If you or a loved one has been charged as a principal in a crime with co-defendants, it is vital that you reach out to an experienced attorney. Receiving accurate advice can help create a defense to your case. This page will provide useful information on the rule of principals (aka accomplices) so you can decide if you need to contact an experienced Tampa Defense Attorney.
The commonly used term “accomplice” is defined as a principal in Florida. Simply put, a principal is a person who intentionally helps another person commit a crime. Fla. Statute 777.011 defines the elements that must be proven beyond a reasonable doubt before someone can be convicted as a principal, including:
A person does not have to be present at the scene of the crime to be charged and convicted as a principal. Principal theory is a way for the government to hold minor participants fully responsible for the actions of a partnership or group that participates in criminal activity. As such, understanding how the law works can make all the difference here. Here are some examples of how people find themselves facing serious charges because of the rule of principals.
If a crime is considered a team sport, the state of Florida is more than happy to hand out participation trophies—even to cheerleaders and equipment managers. Being charged as a principal can apply to almost any crime under the right circumstances.
A principal is charged in the same way as any other criminal defendant. Principals are often, but not always, charged as co-defendants. The state does not have to (although they may) allege any specific statute to trigger the rule of principals. A jury will be instructed at trial in a case pursued on a principal theory that a principal must be treated as if he or she had done all the things the other person or persons did. A principal who is not the main actor in a criminal case will not be given a break like a lower maximum sentence or a reduction in level of offense for scoring purposes at sentencing.
While principal theory requires that a crime (often referred to as the “target crime”) be attempted or completed by someone, other theories exist to prosecute individuals who have an even more tangential connection to criminal activity:
People who become aware that someone has committed a crime have a general responsibility to avoid helping the criminal. An accessory after the fact helps a defendant avoid detection, arrest, or prosecution after becoming aware that the defendant committed a crime. There are some limitations to charging family members of a criminal with being an accessory. There are also statutory defenses that apply to victims of domestic violence who are charged with being an accessory in certain circumstances. Generally, accessories are punished less severely that perpetrators of the target crime.
The crime of solicitation is in the act of asking that another commit a crime. The crime is completed at the moment the defendants ask. No attempt or completion of the crime requested is required for a solicitation. Solicitation is charged according to the “target crime” (the crime requested by the solicitor). For example, when someone asks a prostitute (or an undercover cop posing as one) to commit a sexual act for money, they can be charged with solicitation to commit prostitution.
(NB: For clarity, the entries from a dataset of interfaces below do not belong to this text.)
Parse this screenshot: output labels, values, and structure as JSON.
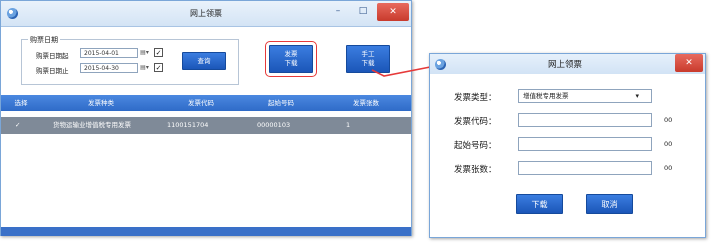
{
  "main_window": {
    "title": "网上领票",
    "minimize": "–",
    "maximize": "□",
    "close": "✕",
    "date_group": {
      "legend": "购票日期",
      "start_label": "购票日期起",
      "start_value": "2015-04-01",
      "end_label": "购票日期止",
      "end_value": "2015-04-30",
      "calendar_glyph": "▤▾",
      "check_glyph": "✓"
    },
    "query_button": "查询",
    "download_button": [
      "发票",
      "下载"
    ],
    "manual_download_button": [
      "手工",
      "下载"
    ],
    "table": {
      "columns": [
        "选择",
        "发票种类",
        "发票代码",
        "起始号码",
        "发票张数"
      ],
      "rows": [
        {
          "selected": "✓",
          "type": "货物运输业增值税专用发票",
          "code": "1100151704",
          "start": "00000103",
          "count": "1"
        }
      ]
    }
  },
  "dialog": {
    "title": "网上领票",
    "close": "✕",
    "type_label": "发票类型：",
    "type_value": "增值税专用发票",
    "dropdown_glyph": "▾",
    "code_label": "发票代码：",
    "code_value": "",
    "start_label": "起始号码：",
    "start_value": "",
    "count_label": "发票张数：",
    "count_value": "",
    "unit_suffix": "00",
    "download_button": "下载",
    "cancel_button": "取消"
  },
  "colors": {
    "accent": "#2f6bc8",
    "highlight": "#e63a3a",
    "selected_row": "#7f8a98"
  }
}
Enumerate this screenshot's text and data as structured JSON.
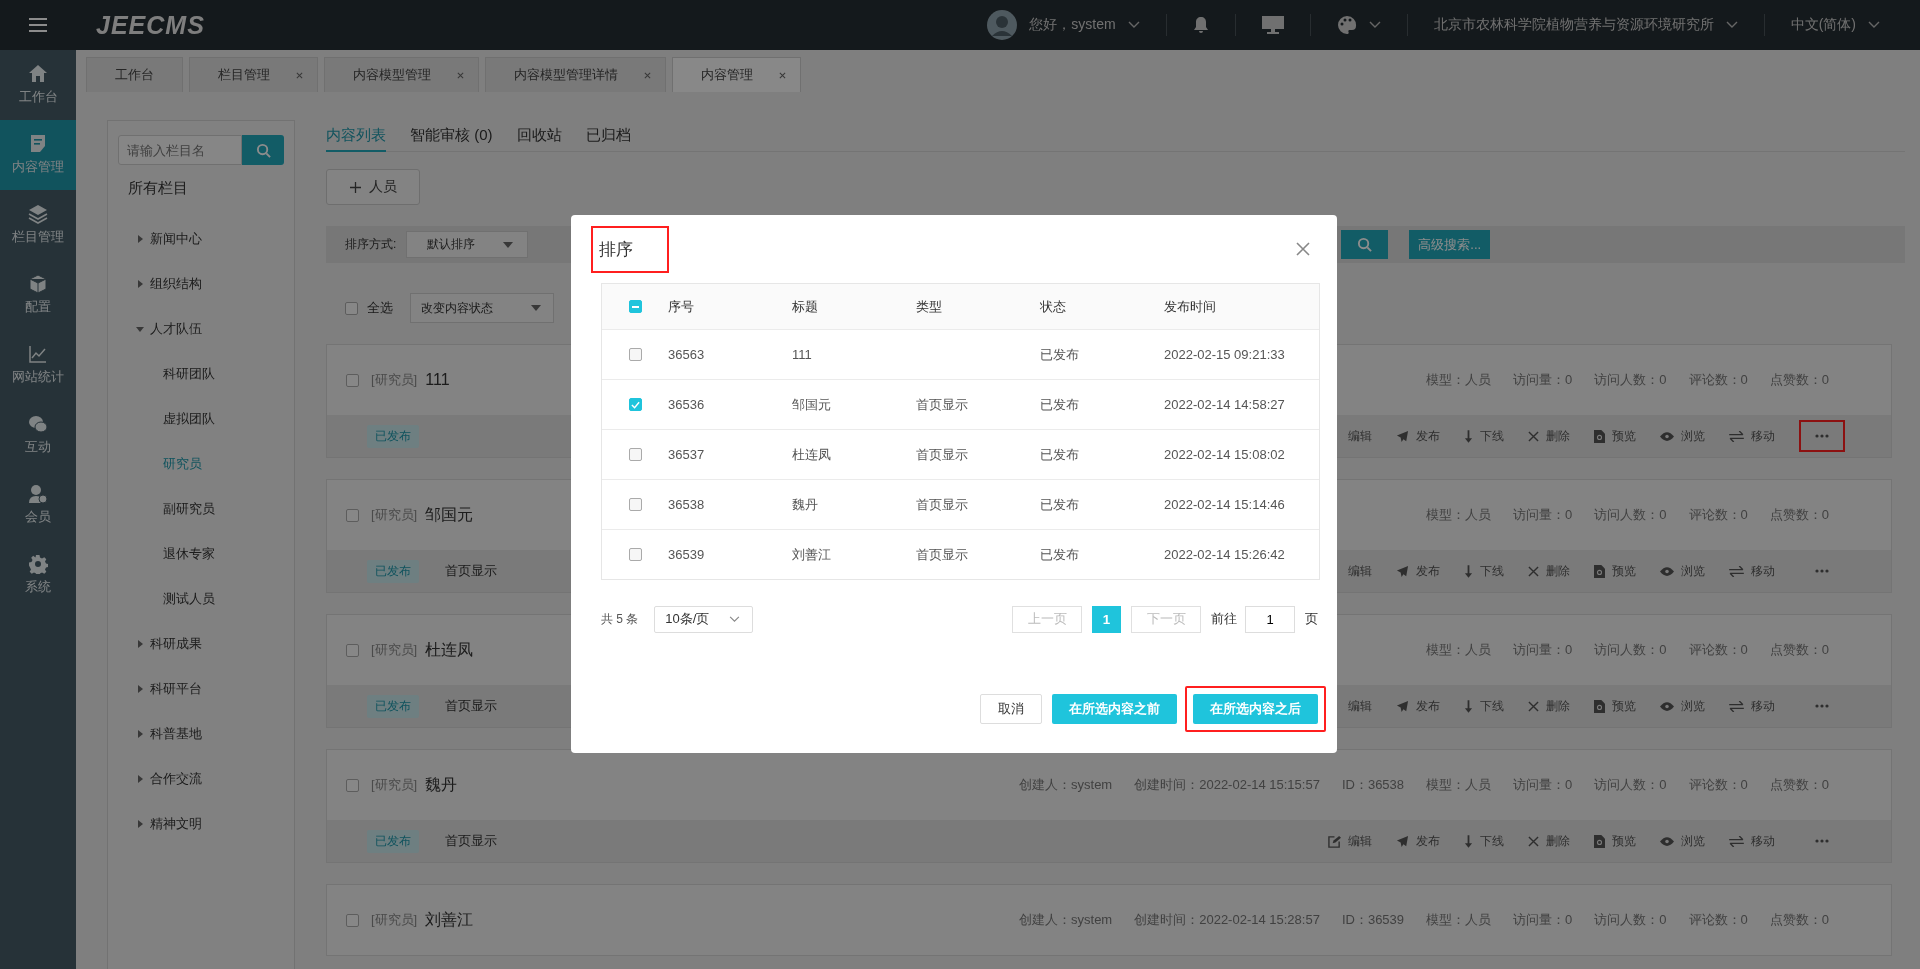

Substitute murder for prostitution and you have a murder-for-hire situation you hear about on a prime-time news magazine show. Unlike a conspiracy, a solicitation does NOT require the participation of more that one non-law enforcement actor.
A person who agrees, combines, or confederates with another person or persons to commit a crime will be charged with conspiracy of the target offense. It is a legal impossibility for a person to form a conspiracy with an undercover law enforcement officer. A conspiracy requires an agreement of at least two people who intend to commit the same crime. Drug cases are a place from which conspiracy charges often arise. In cases of trafficking, conspiracy charges carry the same minimum mandatory sentence as the target crime of trafficking.
Florida prosecutors are not shy about charging people using the law of principals. Whether the crime involves drug trafficking, theft, or murder, you can legally face the same punishment as those who are factually more culpable. If you or a loved one has been charged as a principal or accomplice, it is vital that you get in contact with an experienced Tampa Criminal Defense Lawyer. As a former state prosecutor, attorney Joel Elsea know how these cases are investigated, built, and tried in court. In some cases, a skilled attorney can work to convince the prosecuting attorney to decline to prosecute you. Elsea Law Firm, P.A. can protect your rights in a case built on principal theory. Call (813) 451-8583 today to schedule your free consultation.